[Data items]
# # # # #
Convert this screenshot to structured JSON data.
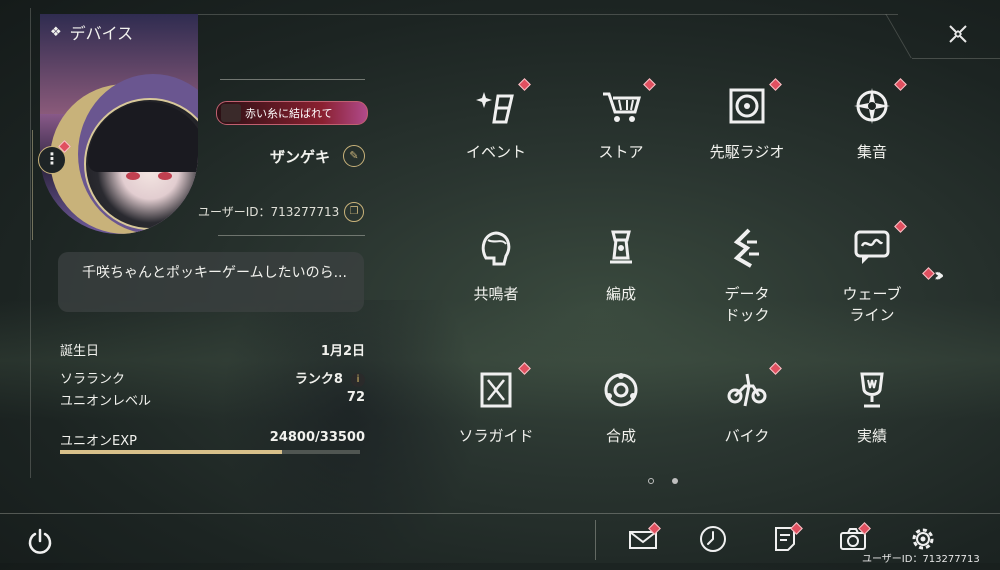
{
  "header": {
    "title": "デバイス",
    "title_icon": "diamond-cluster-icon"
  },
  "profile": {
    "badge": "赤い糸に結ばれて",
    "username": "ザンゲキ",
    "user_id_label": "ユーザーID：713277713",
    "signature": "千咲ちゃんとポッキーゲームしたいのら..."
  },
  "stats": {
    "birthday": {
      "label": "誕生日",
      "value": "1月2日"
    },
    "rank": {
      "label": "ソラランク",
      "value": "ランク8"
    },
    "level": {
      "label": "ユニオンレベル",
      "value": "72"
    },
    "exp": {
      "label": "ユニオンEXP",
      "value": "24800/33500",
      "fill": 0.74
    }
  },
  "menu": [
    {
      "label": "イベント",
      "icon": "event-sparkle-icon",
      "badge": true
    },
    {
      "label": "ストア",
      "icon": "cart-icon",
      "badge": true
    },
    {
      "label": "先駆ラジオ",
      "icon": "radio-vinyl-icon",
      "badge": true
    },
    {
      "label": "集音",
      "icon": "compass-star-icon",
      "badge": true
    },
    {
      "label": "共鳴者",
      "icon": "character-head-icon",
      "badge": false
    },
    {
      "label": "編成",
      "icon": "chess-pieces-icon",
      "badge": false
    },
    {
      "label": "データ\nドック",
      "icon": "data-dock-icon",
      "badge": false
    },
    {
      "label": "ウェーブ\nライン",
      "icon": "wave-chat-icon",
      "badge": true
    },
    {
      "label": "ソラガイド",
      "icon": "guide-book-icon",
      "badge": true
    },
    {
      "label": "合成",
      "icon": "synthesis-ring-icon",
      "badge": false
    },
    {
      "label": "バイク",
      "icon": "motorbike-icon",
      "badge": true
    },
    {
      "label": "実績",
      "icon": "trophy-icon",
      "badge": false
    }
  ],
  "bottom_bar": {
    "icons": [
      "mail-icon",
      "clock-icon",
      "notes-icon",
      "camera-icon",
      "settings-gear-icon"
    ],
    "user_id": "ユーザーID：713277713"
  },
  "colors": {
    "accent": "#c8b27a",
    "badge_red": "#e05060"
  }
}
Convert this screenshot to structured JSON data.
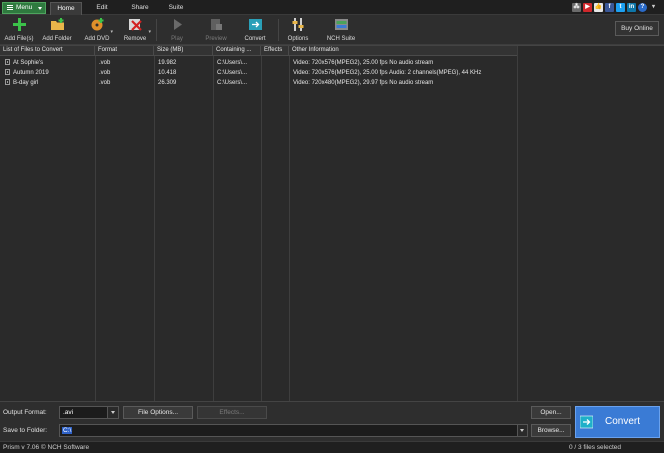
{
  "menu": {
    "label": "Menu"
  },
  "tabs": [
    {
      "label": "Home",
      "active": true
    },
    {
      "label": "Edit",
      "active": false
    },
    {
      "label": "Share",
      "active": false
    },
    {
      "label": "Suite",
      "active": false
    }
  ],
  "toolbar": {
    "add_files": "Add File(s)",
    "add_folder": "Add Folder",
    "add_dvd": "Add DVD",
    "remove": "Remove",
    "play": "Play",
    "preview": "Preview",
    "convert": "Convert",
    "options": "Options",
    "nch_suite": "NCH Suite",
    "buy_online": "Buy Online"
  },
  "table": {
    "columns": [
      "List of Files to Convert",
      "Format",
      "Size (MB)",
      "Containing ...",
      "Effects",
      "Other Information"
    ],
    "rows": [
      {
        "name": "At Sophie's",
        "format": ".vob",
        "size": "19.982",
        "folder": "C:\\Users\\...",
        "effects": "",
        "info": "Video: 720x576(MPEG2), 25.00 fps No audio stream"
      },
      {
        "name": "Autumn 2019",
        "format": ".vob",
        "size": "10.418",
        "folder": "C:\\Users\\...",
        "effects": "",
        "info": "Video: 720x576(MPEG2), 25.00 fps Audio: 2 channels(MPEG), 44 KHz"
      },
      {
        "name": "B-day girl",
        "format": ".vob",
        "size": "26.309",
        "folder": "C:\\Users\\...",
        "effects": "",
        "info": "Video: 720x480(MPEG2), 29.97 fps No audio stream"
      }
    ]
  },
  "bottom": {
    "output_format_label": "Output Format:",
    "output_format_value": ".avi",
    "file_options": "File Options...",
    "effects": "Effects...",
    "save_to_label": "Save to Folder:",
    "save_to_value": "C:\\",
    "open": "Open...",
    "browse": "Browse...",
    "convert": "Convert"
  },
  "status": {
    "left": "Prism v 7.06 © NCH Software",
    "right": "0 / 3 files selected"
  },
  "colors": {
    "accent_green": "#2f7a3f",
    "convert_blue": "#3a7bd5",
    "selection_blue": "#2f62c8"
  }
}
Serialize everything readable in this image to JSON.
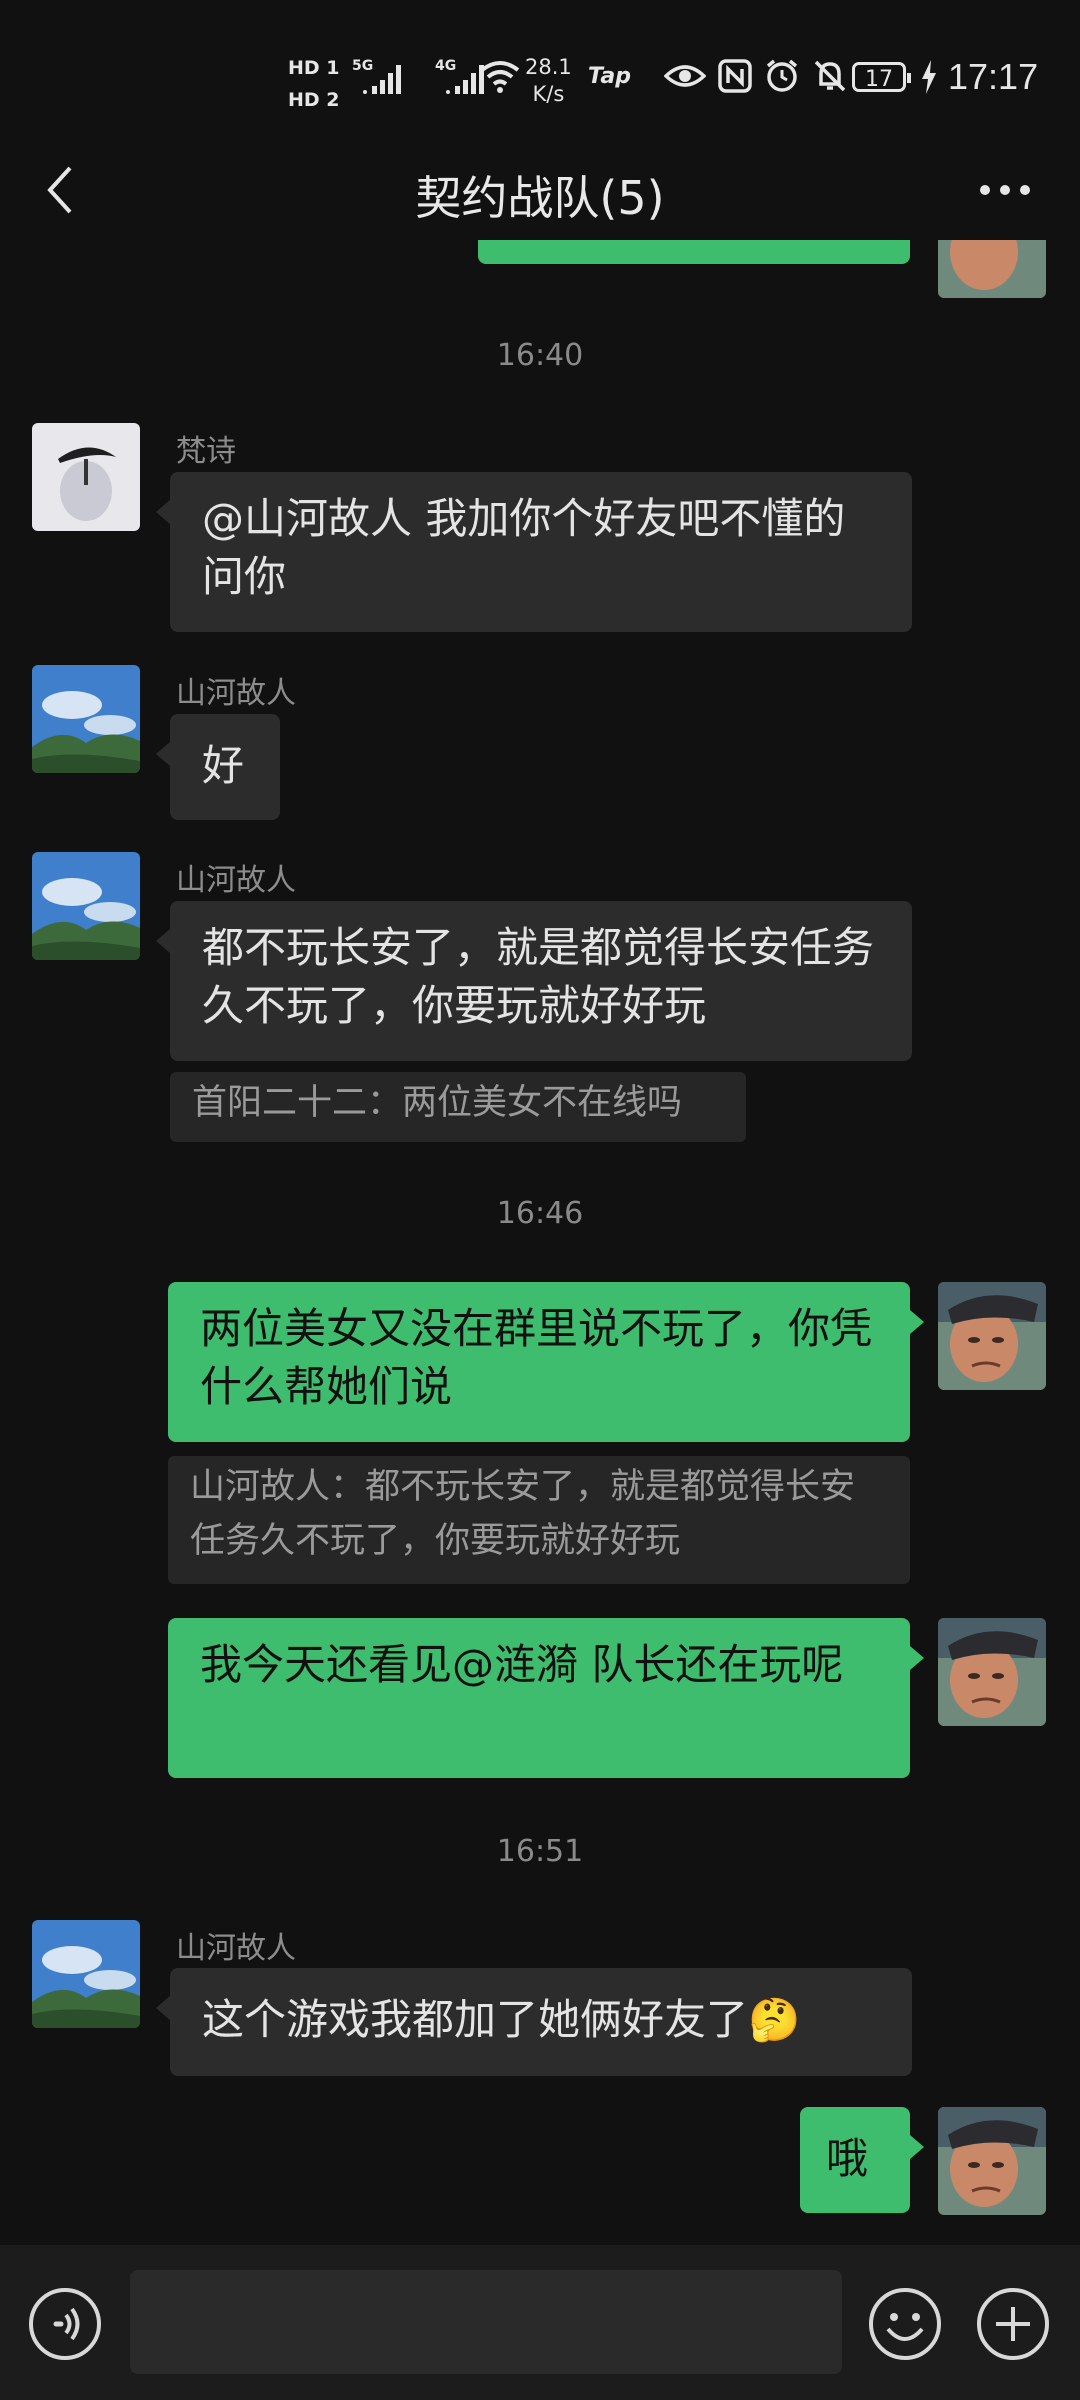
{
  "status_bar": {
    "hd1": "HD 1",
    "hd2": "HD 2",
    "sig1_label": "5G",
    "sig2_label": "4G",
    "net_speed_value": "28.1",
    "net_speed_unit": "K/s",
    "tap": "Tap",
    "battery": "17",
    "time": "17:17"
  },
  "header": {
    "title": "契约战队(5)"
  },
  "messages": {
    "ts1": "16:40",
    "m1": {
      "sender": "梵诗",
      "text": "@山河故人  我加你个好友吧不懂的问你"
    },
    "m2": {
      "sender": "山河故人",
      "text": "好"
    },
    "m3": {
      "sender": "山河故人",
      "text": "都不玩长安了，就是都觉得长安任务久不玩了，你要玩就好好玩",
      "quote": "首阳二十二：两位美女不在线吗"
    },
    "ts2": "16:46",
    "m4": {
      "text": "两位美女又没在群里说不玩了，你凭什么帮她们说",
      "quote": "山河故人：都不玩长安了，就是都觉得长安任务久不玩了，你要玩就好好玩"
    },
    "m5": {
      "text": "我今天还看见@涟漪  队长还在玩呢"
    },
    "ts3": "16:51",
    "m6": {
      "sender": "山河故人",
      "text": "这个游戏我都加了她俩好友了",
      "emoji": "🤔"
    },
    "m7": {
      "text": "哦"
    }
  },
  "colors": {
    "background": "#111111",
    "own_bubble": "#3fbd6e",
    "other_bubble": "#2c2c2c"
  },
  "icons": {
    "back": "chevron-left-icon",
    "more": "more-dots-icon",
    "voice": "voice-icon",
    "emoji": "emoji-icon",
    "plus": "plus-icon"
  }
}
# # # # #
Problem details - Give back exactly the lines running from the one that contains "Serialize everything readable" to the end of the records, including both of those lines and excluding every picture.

Output -
Serialize everything readable in this image to JSON.
{
  "status_bar": {
    "hd1": "HD 1",
    "hd2": "HD 2",
    "sig1_label": "5G",
    "sig2_label": "4G",
    "net_speed_value": "28.1",
    "net_speed_unit": "K/s",
    "tap": "Tap",
    "battery": "17",
    "time": "17:17"
  },
  "header": {
    "title": "契约战队(5)"
  },
  "messages": {
    "ts1": "16:40",
    "m1": {
      "sender": "梵诗",
      "text": "@山河故人  我加你个好友吧不懂的问你"
    },
    "m2": {
      "sender": "山河故人",
      "text": "好"
    },
    "m3": {
      "sender": "山河故人",
      "text": "都不玩长安了，就是都觉得长安任务久不玩了，你要玩就好好玩",
      "quote": "首阳二十二：两位美女不在线吗"
    },
    "ts2": "16:46",
    "m4": {
      "text": "两位美女又没在群里说不玩了，你凭什么帮她们说",
      "quote": "山河故人：都不玩长安了，就是都觉得长安任务久不玩了，你要玩就好好玩"
    },
    "m5": {
      "text": "我今天还看见@涟漪  队长还在玩呢"
    },
    "ts3": "16:51",
    "m6": {
      "sender": "山河故人",
      "text": "这个游戏我都加了她俩好友了",
      "emoji": "🤔"
    },
    "m7": {
      "text": "哦"
    }
  },
  "colors": {
    "background": "#111111",
    "own_bubble": "#3fbd6e",
    "other_bubble": "#2c2c2c"
  },
  "icons": {
    "back": "chevron-left-icon",
    "more": "more-dots-icon",
    "voice": "voice-icon",
    "emoji": "emoji-icon",
    "plus": "plus-icon"
  }
}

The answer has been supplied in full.